Downloadable (with restrictions). In this paper, we examine net emigration from Mexico over the period to The data are consistent with labor supply shocks having made a substantial contribution to Mexican emigration, accounting for two-fifths of Mexican labor flows to the United States over the last two decades of the twentieth century.

When looking at Mexico, this analysis finds that when the labor market effects and household income benefits of remittances are compiled into a model of the Mexican economy, Mexico’s fiscal balance appears to benefit from emigration — its economic output rising by percent and tax collection by percent over the last decade.

population was equal to % of Mexico™s total population. While there is a large 2 There are also general equilibrium consequences of emigration that affect human-capital accumulation. Emigration, by changing national labor supplies, may change the returns to skill in a country, thereby altering incentives to invest in education.

Emigration, labor supply, and earnings in Mexico (NBER Working Papers No. Mexican Immigra-tion to the United States, National Bureau of Economic Research Chicago: University of Chicago Press. Hasan, R. (, May). Harnessing remittances for economic development of Bangladesh (Working Paper Series No.1).

Impacts of Policy Reforms on Labor Migration from Rural Mexico to the United States Susan M. Richter, J. Edward Taylor, and Antonio Yúnez-Naude 9. Emigration, Labor Supply, and Earnings in Mexico Gordon H. Hanson Contributors Author Index Subject Index. Flows from the United States to Mexico and Central America, for example, grew from less than $1 billion in to more than $14 billion in (see article by Roberto Suro) Despite these numbers, many experts believe that labor migration does not significantly improve the development prospects of the country of origin.

As the Mexican fertility rate is converging to the US level, Hanson and McIntosh () suggest that future emigration from Mexico will decline significantly, with the expected emigration rate for labor market entrants in to be only one-third of the level it was in ; this is assuming constant labor demand and leaving aside network.

Farm labor - Average wages by state, Tables on pages show average wages with and without board. Table 17 shows average wages per day without board, and Table 18 shows the daily wages with board.

Section titled "Extras Received by Laborers" explains the prevalence and value of non-monetary benefits paid to farm laborers, such as the use of a house or dwelling and garden.

Household labor supply and intermarriage of immigrants: differences by gender. Intermarriage between a native and immigrant can affect the household’s supply of labor hours.
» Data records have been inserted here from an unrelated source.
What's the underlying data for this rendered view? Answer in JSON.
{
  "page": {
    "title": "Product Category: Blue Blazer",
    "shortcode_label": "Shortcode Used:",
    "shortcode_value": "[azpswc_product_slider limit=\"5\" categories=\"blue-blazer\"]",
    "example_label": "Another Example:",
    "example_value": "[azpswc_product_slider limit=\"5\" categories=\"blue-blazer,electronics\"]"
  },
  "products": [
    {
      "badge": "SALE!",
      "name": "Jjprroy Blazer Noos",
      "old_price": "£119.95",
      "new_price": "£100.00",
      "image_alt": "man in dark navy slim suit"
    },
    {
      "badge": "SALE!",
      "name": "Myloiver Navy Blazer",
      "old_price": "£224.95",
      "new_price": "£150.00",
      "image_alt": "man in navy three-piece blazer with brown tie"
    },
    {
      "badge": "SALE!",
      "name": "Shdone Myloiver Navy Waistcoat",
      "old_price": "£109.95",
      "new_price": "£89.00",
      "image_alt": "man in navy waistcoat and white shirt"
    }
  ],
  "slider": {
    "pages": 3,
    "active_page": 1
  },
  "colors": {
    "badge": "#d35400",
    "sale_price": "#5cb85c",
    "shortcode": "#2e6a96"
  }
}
Spouse selectivity on the basis of human capital, distribution of bargaining power, and labor supply coordination.Human migration involves the movement of people from one place to another with intentions of settling, permanently or temporarily, at a new location (geographic region).

The movement often occurs over long distances and from one country to another, but internal migration (within a single country) is also possible; indeed, this is the dominant form of human migration globally.

Supply and Demand. If supply increases while demand holds steady, then prices falls. Therefore, increasing the supply of people available in the labor .